Records contained in a dataset
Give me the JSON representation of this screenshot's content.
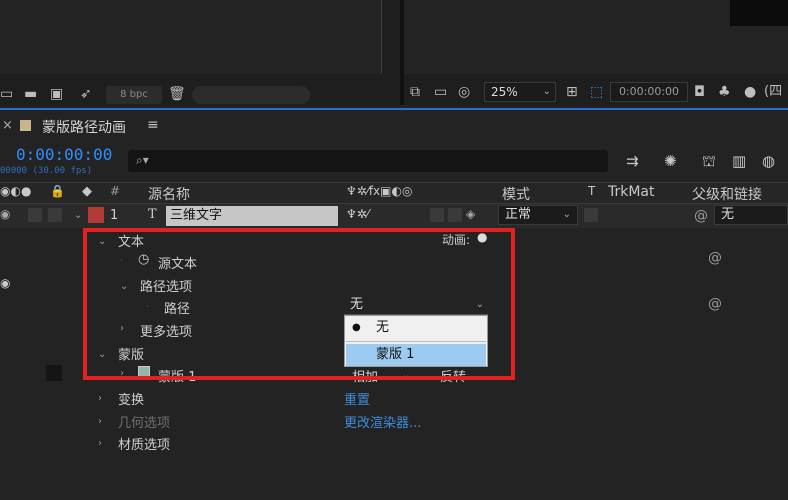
{
  "toolbar": {
    "bit_depth": "8 bpc",
    "zoom": "25%",
    "preview_timecode": "0:00:00:00",
    "view_label": "(四"
  },
  "composition": {
    "tab_close": "×",
    "tab_title": "蒙版路径动画",
    "tab_menu": "≡",
    "timecode": "0:00:00:00",
    "fps": "00000 (30.00 fps)",
    "search_placeholder": "⌕▾"
  },
  "columns": {
    "number": "#",
    "source_name": "源名称",
    "mode": "模式",
    "track_t": "T",
    "trkmat": "TrkMat",
    "parent": "父级和链接"
  },
  "layer": {
    "index": "1",
    "type_glyph": "T",
    "name": "三维文字",
    "mode": "正常",
    "parent": "无"
  },
  "properties": {
    "text": "文本",
    "animate": "动画:",
    "source_text": "源文本",
    "path_options": "路径选项",
    "path": "路径",
    "path_value": "无",
    "more_options": "更多选项",
    "masks": "蒙版",
    "mask_1": "蒙版 1",
    "mask_mode": "相加",
    "mask_invert": "反转",
    "transform": "变换",
    "transform_action": "重置",
    "geometry_options": "几何选项",
    "geometry_action": "更改渲染器...",
    "material_options": "材质选项"
  },
  "dropdown_menu": {
    "items": [
      "无",
      "蒙版 1"
    ],
    "selected": "无",
    "hovered": "蒙版 1"
  },
  "colors": {
    "accent_blue": "#2f8fff",
    "highlight_red": "#e02222",
    "layer_label": "#b33a36",
    "menu_hover": "#9ccaf0"
  }
}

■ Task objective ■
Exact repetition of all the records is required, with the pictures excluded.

■ Finished task ■
Give me the JSON representation of this screenshot's content.
{
  "toolbar": {
    "bit_depth": "8 bpc",
    "zoom": "25%",
    "preview_timecode": "0:00:00:00",
    "view_label": "(四"
  },
  "composition": {
    "tab_close": "×",
    "tab_title": "蒙版路径动画",
    "tab_menu": "≡",
    "timecode": "0:00:00:00",
    "fps": "00000 (30.00 fps)",
    "search_placeholder": "⌕▾"
  },
  "columns": {
    "number": "#",
    "source_name": "源名称",
    "mode": "模式",
    "track_t": "T",
    "trkmat": "TrkMat",
    "parent": "父级和链接"
  },
  "layer": {
    "index": "1",
    "type_glyph": "T",
    "name": "三维文字",
    "mode": "正常",
    "parent": "无"
  },
  "properties": {
    "text": "文本",
    "animate": "动画:",
    "source_text": "源文本",
    "path_options": "路径选项",
    "path": "路径",
    "path_value": "无",
    "more_options": "更多选项",
    "masks": "蒙版",
    "mask_1": "蒙版 1",
    "mask_mode": "相加",
    "mask_invert": "反转",
    "transform": "变换",
    "transform_action": "重置",
    "geometry_options": "几何选项",
    "geometry_action": "更改渲染器...",
    "material_options": "材质选项"
  },
  "dropdown_menu": {
    "items": [
      "无",
      "蒙版 1"
    ],
    "selected": "无",
    "hovered": "蒙版 1"
  },
  "colors": {
    "accent_blue": "#2f8fff",
    "highlight_red": "#e02222",
    "layer_label": "#b33a36",
    "menu_hover": "#9ccaf0"
  }
}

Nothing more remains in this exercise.